Now, we all know that it is hard work for people with heart disease to take a bunch of medications and change their lifestyles. It is also hard work for doctors and other clinicians to provide support for people as they try to make these changes. On the other hand, if we could take even a portion of the $25,000 spent on each PCI and apply it to buy support for people trying to make these changes; we probably could help folks in the general population achieve the same remarkable adherence to an optimal medical regimen. How many hours of nutritional counseling and personal training could be bought for even a fraction of that amount…week after week, for years?

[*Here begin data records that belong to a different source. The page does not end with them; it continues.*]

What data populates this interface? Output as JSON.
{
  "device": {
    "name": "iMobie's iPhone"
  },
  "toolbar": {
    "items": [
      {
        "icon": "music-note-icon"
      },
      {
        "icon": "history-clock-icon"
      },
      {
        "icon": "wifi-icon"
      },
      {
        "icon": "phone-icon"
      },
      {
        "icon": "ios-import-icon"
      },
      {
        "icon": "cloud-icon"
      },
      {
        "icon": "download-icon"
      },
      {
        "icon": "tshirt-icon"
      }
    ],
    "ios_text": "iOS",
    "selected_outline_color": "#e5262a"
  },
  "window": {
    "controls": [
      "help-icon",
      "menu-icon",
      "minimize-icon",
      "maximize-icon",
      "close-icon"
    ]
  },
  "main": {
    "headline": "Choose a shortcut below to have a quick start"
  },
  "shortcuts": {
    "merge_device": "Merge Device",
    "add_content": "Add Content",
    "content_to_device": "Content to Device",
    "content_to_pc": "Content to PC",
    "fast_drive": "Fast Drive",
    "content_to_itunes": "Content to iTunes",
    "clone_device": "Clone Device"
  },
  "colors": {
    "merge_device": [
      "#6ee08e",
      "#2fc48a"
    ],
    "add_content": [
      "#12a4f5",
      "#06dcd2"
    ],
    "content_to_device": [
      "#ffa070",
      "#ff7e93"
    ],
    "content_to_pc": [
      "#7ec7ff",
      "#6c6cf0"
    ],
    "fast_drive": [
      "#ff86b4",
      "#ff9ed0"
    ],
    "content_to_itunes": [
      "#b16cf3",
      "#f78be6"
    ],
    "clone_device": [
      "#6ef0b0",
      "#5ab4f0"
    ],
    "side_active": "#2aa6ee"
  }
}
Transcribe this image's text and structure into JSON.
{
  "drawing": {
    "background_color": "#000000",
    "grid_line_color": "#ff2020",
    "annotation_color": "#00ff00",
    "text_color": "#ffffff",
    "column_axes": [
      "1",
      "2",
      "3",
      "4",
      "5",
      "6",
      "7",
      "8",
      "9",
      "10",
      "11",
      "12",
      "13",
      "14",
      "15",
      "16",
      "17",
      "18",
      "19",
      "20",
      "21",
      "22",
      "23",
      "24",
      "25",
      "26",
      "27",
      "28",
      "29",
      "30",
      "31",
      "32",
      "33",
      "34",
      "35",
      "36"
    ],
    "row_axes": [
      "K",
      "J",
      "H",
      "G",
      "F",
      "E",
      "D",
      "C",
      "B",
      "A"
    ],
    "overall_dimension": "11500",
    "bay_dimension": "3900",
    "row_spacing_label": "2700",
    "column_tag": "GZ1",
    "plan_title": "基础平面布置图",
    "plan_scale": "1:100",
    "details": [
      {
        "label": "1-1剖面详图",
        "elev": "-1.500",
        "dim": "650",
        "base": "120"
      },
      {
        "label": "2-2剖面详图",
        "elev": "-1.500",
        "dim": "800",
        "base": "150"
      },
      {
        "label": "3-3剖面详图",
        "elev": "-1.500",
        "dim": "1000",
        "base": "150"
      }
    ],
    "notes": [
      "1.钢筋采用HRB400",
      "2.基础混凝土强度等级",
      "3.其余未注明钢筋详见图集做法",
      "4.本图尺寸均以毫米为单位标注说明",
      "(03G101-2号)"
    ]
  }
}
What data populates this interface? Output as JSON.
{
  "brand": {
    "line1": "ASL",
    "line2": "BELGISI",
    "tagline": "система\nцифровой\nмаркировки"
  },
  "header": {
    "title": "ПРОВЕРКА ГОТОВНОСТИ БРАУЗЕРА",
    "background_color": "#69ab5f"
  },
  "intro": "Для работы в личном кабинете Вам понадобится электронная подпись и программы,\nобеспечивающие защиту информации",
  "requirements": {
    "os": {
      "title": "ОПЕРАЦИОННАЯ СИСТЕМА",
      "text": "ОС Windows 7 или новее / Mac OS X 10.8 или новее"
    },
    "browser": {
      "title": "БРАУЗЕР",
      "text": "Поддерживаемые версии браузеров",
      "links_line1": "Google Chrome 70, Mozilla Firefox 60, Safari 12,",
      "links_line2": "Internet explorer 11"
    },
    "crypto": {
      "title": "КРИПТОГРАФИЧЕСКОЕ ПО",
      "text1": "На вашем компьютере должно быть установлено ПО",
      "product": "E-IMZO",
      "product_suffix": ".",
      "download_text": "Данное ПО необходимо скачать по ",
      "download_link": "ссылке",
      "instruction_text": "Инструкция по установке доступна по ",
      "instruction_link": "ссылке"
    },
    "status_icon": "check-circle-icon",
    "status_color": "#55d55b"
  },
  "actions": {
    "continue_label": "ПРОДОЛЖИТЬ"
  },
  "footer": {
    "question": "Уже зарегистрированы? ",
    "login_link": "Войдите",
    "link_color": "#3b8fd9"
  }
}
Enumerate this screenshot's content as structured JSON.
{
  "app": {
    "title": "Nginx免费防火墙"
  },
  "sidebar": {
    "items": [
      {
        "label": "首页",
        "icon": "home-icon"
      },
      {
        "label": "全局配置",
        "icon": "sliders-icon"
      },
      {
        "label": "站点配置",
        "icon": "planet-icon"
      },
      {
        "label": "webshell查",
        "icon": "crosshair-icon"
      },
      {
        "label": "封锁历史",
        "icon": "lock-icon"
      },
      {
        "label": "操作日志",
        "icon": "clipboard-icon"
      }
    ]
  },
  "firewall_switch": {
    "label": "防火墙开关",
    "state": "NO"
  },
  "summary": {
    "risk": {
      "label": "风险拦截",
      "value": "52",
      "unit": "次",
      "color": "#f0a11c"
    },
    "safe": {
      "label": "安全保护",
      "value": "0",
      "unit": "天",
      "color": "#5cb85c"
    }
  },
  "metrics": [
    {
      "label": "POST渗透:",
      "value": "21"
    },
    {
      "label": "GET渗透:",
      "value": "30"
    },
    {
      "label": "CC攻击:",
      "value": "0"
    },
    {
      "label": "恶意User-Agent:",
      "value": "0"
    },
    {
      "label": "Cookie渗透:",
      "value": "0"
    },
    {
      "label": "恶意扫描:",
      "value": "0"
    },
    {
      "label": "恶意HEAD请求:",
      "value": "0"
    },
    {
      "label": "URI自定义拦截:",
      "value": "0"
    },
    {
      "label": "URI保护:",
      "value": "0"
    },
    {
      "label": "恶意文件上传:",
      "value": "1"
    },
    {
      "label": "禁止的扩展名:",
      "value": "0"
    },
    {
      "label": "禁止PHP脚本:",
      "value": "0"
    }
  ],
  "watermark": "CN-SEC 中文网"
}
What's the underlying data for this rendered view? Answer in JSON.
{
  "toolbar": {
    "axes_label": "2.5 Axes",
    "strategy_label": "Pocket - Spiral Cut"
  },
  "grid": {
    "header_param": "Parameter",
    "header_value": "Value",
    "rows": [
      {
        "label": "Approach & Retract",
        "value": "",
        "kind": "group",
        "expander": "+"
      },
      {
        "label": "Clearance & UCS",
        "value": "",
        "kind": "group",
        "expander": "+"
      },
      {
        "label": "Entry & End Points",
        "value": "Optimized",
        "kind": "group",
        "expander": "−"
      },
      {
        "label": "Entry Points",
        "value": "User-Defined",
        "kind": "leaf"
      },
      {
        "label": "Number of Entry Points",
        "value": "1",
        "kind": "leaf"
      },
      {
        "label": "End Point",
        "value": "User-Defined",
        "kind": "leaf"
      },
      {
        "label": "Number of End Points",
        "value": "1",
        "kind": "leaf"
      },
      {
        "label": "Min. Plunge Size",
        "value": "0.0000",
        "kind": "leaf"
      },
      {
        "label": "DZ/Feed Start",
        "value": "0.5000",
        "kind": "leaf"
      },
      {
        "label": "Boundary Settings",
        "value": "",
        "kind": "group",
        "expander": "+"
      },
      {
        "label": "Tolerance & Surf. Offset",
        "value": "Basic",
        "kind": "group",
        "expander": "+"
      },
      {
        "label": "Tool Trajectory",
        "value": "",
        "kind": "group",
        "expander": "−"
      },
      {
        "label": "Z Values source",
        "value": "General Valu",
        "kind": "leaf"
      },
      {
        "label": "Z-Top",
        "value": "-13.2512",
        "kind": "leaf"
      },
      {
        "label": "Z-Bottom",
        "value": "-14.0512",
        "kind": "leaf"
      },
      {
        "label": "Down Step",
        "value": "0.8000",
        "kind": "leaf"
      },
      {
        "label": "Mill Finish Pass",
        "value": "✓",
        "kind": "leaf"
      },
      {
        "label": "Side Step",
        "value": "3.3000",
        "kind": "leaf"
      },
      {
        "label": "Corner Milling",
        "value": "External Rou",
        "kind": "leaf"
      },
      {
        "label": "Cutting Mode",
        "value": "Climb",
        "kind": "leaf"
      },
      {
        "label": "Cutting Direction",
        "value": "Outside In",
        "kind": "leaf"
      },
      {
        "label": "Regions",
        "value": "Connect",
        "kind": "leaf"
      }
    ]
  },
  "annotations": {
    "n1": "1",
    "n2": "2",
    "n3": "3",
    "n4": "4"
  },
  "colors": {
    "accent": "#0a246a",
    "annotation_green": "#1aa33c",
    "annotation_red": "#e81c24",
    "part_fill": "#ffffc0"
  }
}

Not only would it be affordable in the long haul, there probably would be enough money left over to buy or subsidize the generic medications as well.

Isn’t it time we to start paying for the right stuff in healthcare?


  1. It’s not just the matter of wasted money, the medical system should rely less on stereotyped practices and keep itself and its results under permanent observation.

  2. PCIs seem completely inefficient and there’s no time to test their effect with drug-eluting stents. They’re a major leak in the public health budget.

  3. In the light of that research, PCI do seem pretty pointless, and outrageously expensive. It’s not a convenient solution after all.

  4. I don’t know what to say. In my case, after the first lot of stents, I came out and I was fine. I was exercising and had no problems whatsoever. Eleven months later, I got pains playing football. I took a tablet and it went away.

Comments are closed.